Police Chief Lansdowne resigns amid latest department scandal

SAN DIEGO (CNS) – Police Chief William Lansdowne, whose department has
been beset by a series of recent officer-misconduct allegations, announced
Tuesday he will retire effective March 3rd.

Lansdowne, 69, has been the city of San Diego's top law enforcement
officer for over 10 years.

On Friday, Mayor Elect Kevin Faulconer met with the chief to discuss the
direction of the department in the wake of accusations of on-duty sexual
improprieties by several sworn officers.

Though Faulconer did not ask him to resign, Lansdowne “felt it was time
to do so,” according to SDPD public-affairs Lt. Kevin Mayer.

“The chief absolutely supports the new mayor and believes in his vision
and direction for the city,” Mayer said. “This was a difficult decision for
Chief Lansdowne to make, as he considers San Diego his home and truly values
the citizens of this city and the employees who work here.”

Faulconer said Lansdowne informed him Monday night.

“The decision to resign was the chief's, and the chief's alone,”
Faulconer said. “I told him that I would support his decision.”

Faulconer said he will announce next steps shortly. The SDPD has “great
leadership” within its chief ranks, he said.

The mayor-elect is known to be close to Assistant Chief Shelley
Zimmerman, but he did not rule out a national search.

Lansdowne served as police chief in Richmond and San Jose for four and
five years, respectively, before taking charge of the SDPD in August 2003.

During his tenure in San Diego, Lansdowne “successfully led the
department through countless critical events,” Mayer said. The chief took the
helm amid chronic budget deficits that saddled the agency with depleted ranks,
with many officers departing over the ensuing decade for jobs with better

In recent weeks, several women have come forward with allegations of
being sexually abused by SDPD officers, one of whom has since resigned and been
charged with criminal counts.

Ex-patrolman Christopher Hays, 30, pleaded not guilty last Tuesday to
felony false imprisonment and misdemeanor sexual battery. He faces up to three
years and eight months in prison if convicted.

On Wednesday, department officials announced that another SDPD officer
had been placed on leave amid similar accusations.

A woman alleged that South Bay patrolman Donald Moncrief, 39, groped her
and exposed himself after arresting her last year. He has not been charged
with any crimes, though he has been placed on leave pending the outcome of the
case, Lansdowne told reporters.

In 2011, then-SDPD Officer Anthony Arevalos was accused of sexually
assaulting five women during traffic stops for suspected drunken driving in the
Gaslamp Quarter.

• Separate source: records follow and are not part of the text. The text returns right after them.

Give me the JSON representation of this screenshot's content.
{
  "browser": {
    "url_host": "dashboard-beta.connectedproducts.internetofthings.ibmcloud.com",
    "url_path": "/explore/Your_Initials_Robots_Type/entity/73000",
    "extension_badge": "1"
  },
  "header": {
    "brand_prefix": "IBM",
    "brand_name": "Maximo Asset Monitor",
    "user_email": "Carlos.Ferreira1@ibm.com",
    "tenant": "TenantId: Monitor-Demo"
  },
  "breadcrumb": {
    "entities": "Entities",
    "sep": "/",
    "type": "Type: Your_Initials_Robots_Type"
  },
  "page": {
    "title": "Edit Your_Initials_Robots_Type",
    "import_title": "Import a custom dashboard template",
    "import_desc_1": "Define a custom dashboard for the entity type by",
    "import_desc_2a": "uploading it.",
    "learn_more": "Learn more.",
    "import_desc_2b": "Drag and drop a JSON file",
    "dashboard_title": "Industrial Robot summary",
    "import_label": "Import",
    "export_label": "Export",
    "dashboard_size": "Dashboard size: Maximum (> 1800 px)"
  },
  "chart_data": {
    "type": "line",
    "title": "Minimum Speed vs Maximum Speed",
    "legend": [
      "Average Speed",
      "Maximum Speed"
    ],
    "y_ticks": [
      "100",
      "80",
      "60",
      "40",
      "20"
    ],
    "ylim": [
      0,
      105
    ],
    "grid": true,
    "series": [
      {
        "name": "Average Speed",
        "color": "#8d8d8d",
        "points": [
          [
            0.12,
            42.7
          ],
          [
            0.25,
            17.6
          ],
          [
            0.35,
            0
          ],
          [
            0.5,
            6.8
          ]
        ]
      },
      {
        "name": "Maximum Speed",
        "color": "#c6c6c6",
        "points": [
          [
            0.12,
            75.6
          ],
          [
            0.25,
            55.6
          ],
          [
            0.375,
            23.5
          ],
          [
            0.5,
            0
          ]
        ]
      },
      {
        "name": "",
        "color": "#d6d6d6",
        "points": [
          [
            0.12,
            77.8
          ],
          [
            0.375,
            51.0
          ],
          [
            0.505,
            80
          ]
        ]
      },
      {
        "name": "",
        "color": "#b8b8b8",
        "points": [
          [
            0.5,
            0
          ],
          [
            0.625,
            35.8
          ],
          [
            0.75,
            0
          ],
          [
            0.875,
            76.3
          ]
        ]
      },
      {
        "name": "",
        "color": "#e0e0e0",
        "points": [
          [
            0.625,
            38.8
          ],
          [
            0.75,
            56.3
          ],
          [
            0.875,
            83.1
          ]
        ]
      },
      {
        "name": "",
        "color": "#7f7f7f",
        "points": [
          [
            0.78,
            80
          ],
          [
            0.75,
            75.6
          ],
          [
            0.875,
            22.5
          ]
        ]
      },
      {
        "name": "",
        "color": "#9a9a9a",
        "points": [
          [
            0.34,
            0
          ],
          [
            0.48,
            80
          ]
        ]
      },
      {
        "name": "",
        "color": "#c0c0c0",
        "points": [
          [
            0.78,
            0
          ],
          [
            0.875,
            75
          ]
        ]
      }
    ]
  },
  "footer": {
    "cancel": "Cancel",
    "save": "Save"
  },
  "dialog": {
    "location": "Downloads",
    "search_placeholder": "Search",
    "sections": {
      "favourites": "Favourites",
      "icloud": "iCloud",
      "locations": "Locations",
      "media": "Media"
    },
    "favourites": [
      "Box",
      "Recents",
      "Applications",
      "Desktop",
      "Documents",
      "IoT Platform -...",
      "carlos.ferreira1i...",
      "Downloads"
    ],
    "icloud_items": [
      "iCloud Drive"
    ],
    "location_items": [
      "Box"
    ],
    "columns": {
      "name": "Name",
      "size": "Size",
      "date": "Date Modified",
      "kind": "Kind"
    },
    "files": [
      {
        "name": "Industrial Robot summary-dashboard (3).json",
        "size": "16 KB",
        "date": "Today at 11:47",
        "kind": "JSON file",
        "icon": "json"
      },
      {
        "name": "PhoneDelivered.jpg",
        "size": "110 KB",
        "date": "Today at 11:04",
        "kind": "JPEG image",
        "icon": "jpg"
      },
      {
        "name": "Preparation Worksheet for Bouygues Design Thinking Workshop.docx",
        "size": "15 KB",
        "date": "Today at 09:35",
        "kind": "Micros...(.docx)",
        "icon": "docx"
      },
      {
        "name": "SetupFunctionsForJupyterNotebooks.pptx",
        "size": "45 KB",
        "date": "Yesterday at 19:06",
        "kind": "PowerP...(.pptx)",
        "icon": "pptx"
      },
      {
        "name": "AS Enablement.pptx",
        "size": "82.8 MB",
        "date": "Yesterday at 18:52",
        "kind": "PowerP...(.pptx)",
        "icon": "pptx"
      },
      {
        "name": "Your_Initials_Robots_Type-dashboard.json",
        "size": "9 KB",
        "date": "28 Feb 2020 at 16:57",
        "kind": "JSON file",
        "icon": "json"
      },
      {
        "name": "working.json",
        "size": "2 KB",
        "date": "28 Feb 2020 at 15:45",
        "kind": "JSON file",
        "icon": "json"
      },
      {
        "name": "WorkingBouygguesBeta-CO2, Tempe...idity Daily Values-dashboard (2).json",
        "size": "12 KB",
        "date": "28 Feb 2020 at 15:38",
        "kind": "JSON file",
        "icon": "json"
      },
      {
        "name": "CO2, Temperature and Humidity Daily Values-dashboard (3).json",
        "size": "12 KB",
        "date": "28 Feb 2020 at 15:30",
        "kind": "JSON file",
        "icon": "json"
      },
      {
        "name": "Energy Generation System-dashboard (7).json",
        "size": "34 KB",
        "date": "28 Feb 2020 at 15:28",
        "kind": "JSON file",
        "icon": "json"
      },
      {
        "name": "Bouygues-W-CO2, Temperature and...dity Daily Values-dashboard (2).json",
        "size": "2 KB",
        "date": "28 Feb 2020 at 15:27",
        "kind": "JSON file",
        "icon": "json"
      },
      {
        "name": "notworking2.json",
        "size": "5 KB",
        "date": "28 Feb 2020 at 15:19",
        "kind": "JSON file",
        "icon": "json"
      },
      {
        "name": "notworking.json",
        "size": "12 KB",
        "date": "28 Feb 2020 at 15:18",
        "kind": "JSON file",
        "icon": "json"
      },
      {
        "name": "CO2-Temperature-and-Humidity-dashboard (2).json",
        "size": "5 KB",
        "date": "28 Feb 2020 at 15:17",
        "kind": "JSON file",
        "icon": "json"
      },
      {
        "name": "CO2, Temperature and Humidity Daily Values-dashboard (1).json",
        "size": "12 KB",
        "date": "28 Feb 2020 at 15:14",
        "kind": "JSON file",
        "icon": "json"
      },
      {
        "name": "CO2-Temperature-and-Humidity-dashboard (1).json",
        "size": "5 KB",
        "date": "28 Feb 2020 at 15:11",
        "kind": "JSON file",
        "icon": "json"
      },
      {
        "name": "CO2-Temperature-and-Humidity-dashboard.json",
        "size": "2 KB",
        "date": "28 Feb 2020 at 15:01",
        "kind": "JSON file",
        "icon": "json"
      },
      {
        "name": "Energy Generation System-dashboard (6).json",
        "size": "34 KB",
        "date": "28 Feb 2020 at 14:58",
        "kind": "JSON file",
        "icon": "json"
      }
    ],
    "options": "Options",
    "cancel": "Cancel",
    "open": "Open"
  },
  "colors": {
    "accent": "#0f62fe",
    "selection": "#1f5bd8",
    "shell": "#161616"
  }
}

Arevalos ultimately was convicted and ordered to serve nearly nine years
in prison, though this morning a judge threw out convictions on two of the
counts, opening a possibility for a reduction in sentence.

So far, the city has agreed to pay out $2.3 million to settle lawsuits
filed by Arevalos' victims.

Adding to the department's public image headaches, a San Diego police
detective was arrested in Balboa Park last weekend on suspicion of drunken
driving. Karen Almos, a 16-year department veteran, allegedly was found passed
out in a parked car in the 2000 block of Pan-American Plaza on Saturday

During a briefing at City Hall late this afternoon, Faulconer expressed
his gratitude for Lansdowne's “stellar” work leading the police department
and for the chief's 50-year law enforcement career.

Interim Mayor Todd Gloria asserted that Lansdowne's leadership has
resulted in the lowest crime rate in San Diego since the 1960s.

“His hallmark calm demeanor helped get the San Diego Police Department
and our city through challenging financial cutbacks, and he remains a respected
national expert on public safety,” Gloria said. “I'm grateful for his
tremendous contributions to San Diego and wish him well in retirement.”

He said he was looking forward to a national search that includes public

Sheriff Bill Gore said he'd never seen anyone in law enforcement work
harder or give more of himself than Lansdowne.

“I believe Chief Lansdowne has positioned the San Diego Police
Department — one of the finest law enforcement agencies in the country — in a
good place, by requesting an outside audit,” Gore said. “This will ensure the
public's confidence in the fine men and women who work so hard to keep San
Diego safe.”

Brian Marvel, president of the San Diego Police Officers Association,
praised Lansdowne as a leader who proved to be “an invaluable asset”
throughout his term as the city's top cop.

“He was the right leader at a time when our department needed it,”
Marvel said. “While serving as chief for over 10 years, he navigated our
department through both challenges and triumphs. He served our community
proudly, and the San Diego Police Officers Association is grateful for his

Lansdowne called for the audit recently to review all aspects of police
operations. The city Public Safety and Livable Neighborhoods Committee is
scheduled to discuss the proposal on Wednesday afternoon.

Categories: KUSI